If you want, write that I totally believe a museum would attract many people, and I would hope, families. I experienced the discussions in the museum in my house, and there’s no reason to think many visitors would be any less shy in hashing things out with strangers, especially with something like a real menstrual hut from Africa or South America present; they’re still used there.
You could also add that I estimate the chances of a museum getting funded are tiny, microscopic. Men have told me in person or through e-mail that the government had better not use THEIR tax money! It’s hard enough to defend the National Gallery of Art, my second home.
Here’s an article written by a visitor to the museum before it closed: http://www.roadsideamerica.com/story/2116
Do check out the museum’s site. Incredible information here.
Thanks, Harry, for collecting these pieces of women’s period history. I hope you find a place for your collection, so we can visit.
In fact, if you do, we’ll come to the ribbon cutting! No doubt that ribbon will be red.
14 thoughts on “Museum of Menstruation, Oh My!”
I love quirky museums but I admit this one raised my eyebrows a bit. Not b/c it’s a taboo idea for a museum but b/c it’s founder is a bachelor. Now that’s really different! But I’d be interested in visiting. There were times pre-menopause when I wondered how ladies in earlier ages handled their periods. I might find the answer if the museum re-opens!
Wow – fascinating.
Wow, I haven’t thought about a belt like that for ages. There appears to be a museum for everything under the sun. Pretty amazing.
😀 Thanks for the shout out, Barbara! And thanks for finding this crazy museum and website. I hope Harry succeeds in getting a museum in a permanent place.
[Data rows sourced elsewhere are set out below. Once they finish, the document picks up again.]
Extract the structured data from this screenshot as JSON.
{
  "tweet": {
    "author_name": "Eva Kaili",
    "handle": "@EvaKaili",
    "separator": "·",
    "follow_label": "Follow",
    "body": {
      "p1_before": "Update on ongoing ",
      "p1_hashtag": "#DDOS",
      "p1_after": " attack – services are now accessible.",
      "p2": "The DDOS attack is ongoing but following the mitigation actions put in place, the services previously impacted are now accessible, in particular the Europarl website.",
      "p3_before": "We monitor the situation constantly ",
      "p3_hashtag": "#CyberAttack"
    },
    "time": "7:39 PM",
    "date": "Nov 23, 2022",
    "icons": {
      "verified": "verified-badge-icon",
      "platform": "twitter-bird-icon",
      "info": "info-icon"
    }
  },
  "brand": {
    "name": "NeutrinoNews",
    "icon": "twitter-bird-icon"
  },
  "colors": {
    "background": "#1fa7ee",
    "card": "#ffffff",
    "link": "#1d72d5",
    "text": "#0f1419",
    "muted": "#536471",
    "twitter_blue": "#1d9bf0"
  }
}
A Museum of Women’s Health would be awesome. I’m fascinated by how menstruation is handled so differently depending on what part of the world you’re in. Such bizarre things for such a plain old bodily function. I read the article about Harry and then scrolled around the website… Interesting guy and lots of weird stuff. Loved the ‘white’ ads, especially the German ad with the lady in white slacks sitting with her legs apart so you can get a glance at her perfectly white crotch on her pants. Yikes. I guess subtlety wasn’t important?? tee hee! Thanks again, Barbara. It was great fun!
Oh gosh i hated those belts!!! I still can’t believe we used them. For anyone interested in a good book about women of another era/ancient times and how they dealt with menstruation read ” The Red Tent” by Anita Diamant. Excellent book on many levels.
Ugh, those belts! Pre stick on days!
Amazing story that this guy would start this kind of museum!
Why did it take so long for someone to think; “Tape the pad to your underpants.” I mean it had to take more designing and planning to come up with that belt contraption than if the napkin manufacturers would have just stuck some tape on there. Can you imagine the brainstorming session on designing that belt? Doesn’t make sense, now. 🙂
oh my word, i had one in middle school and when i was in glass two girls saw it peeking up from my jeans. They had a good laugh, but then had pity on this sixth grade girl and informed me they made kotex with sticky tape. Needless to say I went home threw out that old belt and had my Mother take me up to the drug store, havent thought of this in ages.
Funny how these memories come back!
Luckily I just missed out on those, although when I got my first period I had to use one of mums looped towels fastened to my knickers with a safety pin, until she could buy me some of the more modern stick-on ones (her belt was too loose for my skinny teenage body!).
This story would make a great guest post if you want to write it up for me!
On Fri, Sep 25, 2015 at 1:55 PM, Friend For The Ride wrote:
I’ll have to show this photo to my 15 y.o. granddaughter. I’m sure she will think it’s gross and/or stupid and/or terribly old-fashion.
Oh do. Fun! Doesn’t it look gross in the picture? Yuck. But they worked!
On Sat, Sep 26, 2015 at 7:24 PM, Friend For The Ride wrote: